WHAT YOU WILL DO
Every line of the data below that holds the string "JSON" needs to be reported.

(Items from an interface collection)
----
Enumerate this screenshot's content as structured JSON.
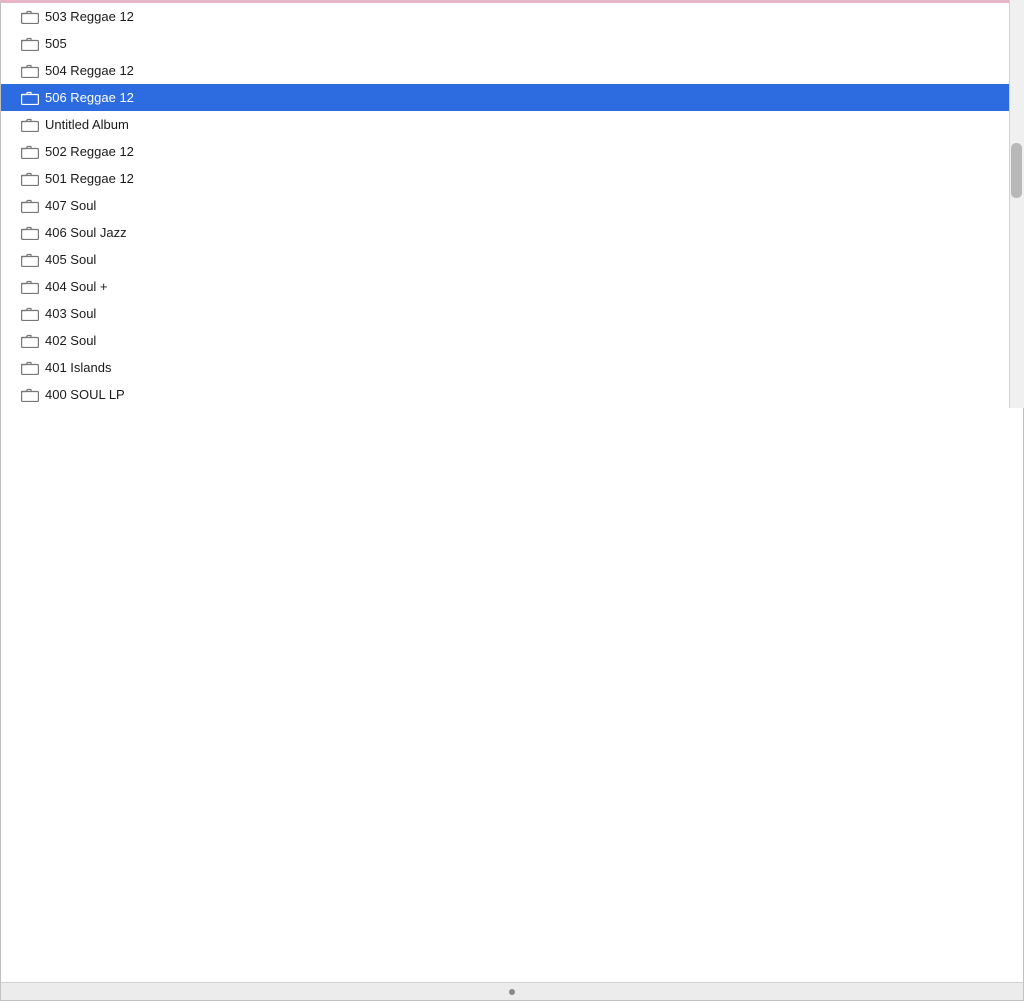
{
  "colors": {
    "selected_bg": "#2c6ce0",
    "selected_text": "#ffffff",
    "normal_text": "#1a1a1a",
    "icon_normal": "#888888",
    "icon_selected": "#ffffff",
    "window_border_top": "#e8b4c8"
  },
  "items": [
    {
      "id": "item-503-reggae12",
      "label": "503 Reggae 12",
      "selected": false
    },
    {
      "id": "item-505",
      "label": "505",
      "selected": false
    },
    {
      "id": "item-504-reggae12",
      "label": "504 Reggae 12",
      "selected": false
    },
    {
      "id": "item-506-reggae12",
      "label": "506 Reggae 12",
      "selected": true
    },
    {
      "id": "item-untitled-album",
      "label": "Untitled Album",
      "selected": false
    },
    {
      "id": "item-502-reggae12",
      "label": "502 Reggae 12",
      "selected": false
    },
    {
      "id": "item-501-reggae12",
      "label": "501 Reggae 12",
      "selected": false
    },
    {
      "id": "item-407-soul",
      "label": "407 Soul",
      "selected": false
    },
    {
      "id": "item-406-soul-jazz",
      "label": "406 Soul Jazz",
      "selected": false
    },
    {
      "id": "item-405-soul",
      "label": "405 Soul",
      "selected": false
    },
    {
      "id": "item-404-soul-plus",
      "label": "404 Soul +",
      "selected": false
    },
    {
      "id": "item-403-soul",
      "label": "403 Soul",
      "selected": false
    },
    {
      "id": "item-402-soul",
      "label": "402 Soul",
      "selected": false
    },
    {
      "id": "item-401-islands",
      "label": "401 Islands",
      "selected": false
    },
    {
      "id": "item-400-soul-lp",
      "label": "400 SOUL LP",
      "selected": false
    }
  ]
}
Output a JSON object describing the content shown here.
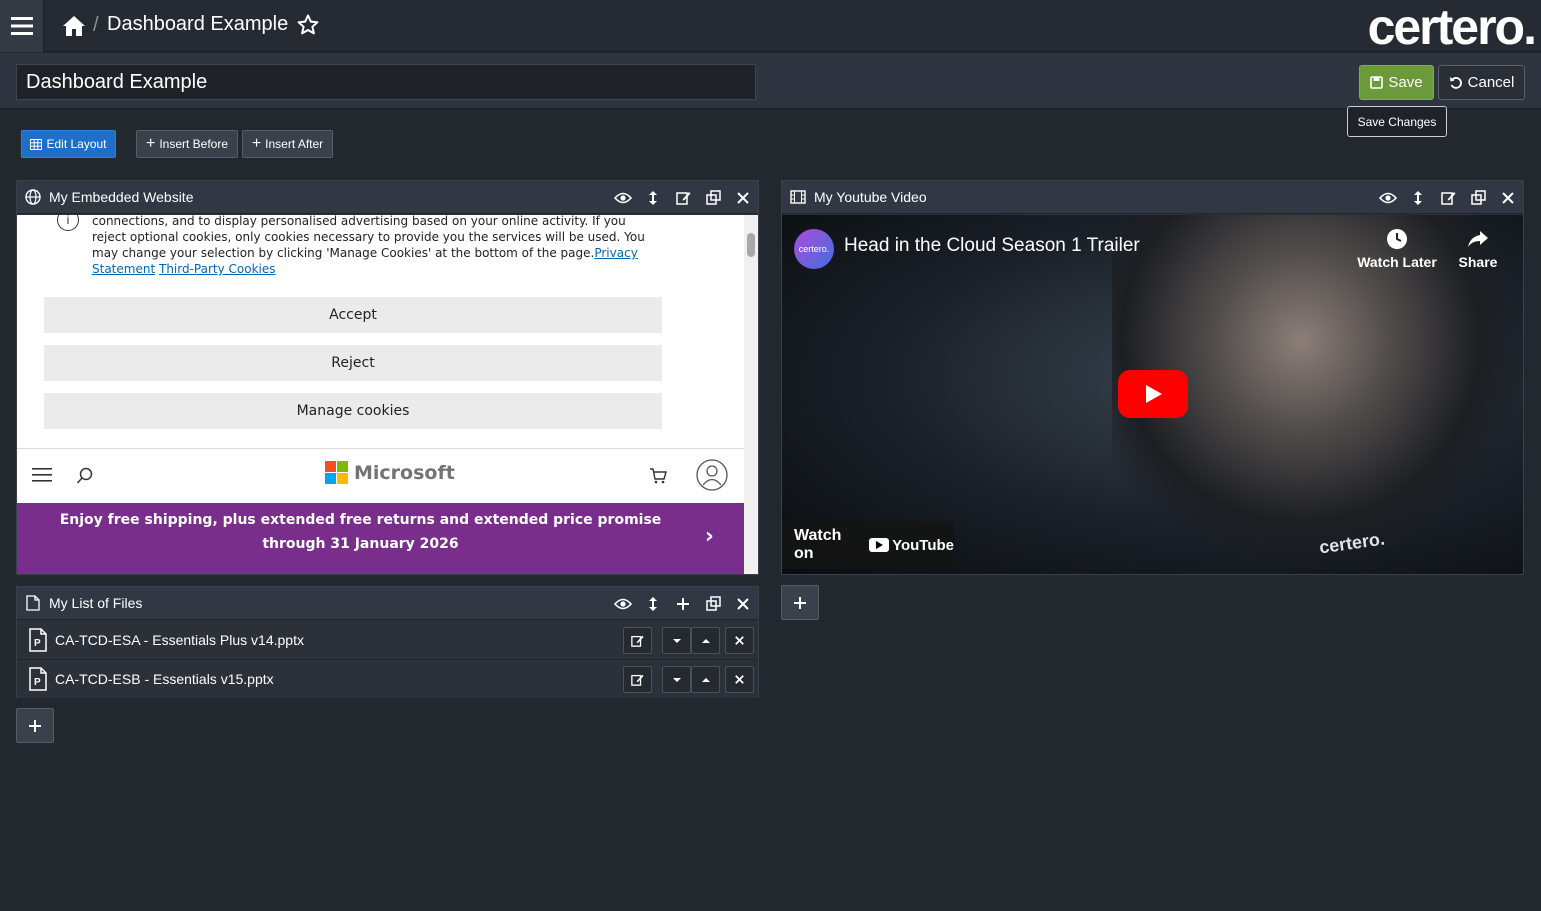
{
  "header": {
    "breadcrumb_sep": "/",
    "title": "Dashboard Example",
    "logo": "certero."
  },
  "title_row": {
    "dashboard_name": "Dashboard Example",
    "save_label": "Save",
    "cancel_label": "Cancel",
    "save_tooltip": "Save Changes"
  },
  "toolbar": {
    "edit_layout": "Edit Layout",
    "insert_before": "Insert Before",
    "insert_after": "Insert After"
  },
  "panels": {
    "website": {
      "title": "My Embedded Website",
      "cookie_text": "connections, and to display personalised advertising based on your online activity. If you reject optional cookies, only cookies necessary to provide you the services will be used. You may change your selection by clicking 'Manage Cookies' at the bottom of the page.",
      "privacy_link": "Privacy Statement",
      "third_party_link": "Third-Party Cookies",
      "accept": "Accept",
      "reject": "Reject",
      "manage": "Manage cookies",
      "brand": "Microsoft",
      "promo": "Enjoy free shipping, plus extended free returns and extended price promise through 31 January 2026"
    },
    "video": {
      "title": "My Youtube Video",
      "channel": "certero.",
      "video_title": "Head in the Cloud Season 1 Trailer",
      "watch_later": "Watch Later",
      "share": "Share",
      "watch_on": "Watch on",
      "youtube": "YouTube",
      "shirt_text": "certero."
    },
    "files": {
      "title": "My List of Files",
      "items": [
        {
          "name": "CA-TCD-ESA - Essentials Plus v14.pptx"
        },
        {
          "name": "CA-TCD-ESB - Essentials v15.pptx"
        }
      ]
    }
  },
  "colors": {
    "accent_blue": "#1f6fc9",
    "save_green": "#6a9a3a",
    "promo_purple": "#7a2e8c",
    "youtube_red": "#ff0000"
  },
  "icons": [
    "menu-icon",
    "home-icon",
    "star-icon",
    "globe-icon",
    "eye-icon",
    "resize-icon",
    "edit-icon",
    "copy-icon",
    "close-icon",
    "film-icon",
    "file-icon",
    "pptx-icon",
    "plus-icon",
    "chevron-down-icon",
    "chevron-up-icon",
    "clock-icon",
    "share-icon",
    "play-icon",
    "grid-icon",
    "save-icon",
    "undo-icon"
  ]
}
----
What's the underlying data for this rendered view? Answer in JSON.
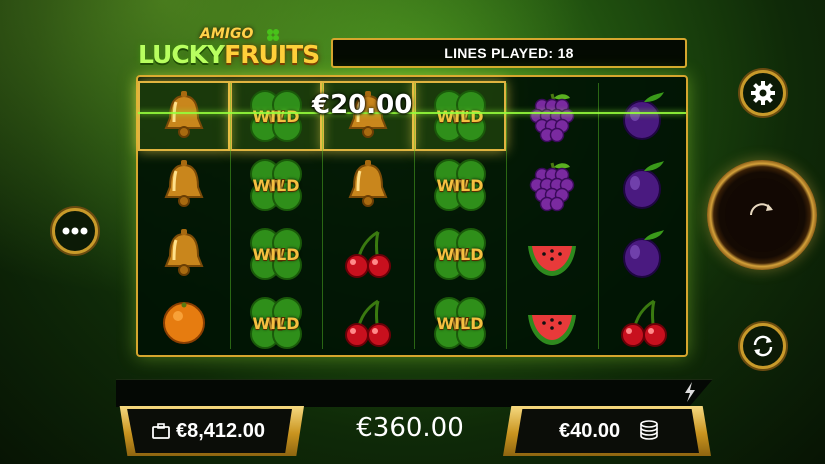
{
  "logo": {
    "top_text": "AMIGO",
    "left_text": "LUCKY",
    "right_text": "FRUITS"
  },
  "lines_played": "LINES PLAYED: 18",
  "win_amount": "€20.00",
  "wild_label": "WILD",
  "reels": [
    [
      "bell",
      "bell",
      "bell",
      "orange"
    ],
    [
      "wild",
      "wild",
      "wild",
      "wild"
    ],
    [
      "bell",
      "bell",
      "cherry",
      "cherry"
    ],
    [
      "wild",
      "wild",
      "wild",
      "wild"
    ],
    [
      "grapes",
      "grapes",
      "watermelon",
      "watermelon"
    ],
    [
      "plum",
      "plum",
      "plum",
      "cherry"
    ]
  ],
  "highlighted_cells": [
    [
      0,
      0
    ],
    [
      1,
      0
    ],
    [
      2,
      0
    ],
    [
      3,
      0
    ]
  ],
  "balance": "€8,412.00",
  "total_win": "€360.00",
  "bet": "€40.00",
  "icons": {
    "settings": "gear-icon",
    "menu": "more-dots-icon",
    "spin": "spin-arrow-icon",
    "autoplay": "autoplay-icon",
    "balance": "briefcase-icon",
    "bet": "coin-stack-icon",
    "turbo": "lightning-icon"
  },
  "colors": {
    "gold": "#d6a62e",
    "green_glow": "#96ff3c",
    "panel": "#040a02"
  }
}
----
SOLUTION FOR THIS EXERCISE
Enumerate this screenshot's content as structured JSON.
Output a JSON object describing the content shown here.
What's the underlying data for this rendered view? Answer in JSON.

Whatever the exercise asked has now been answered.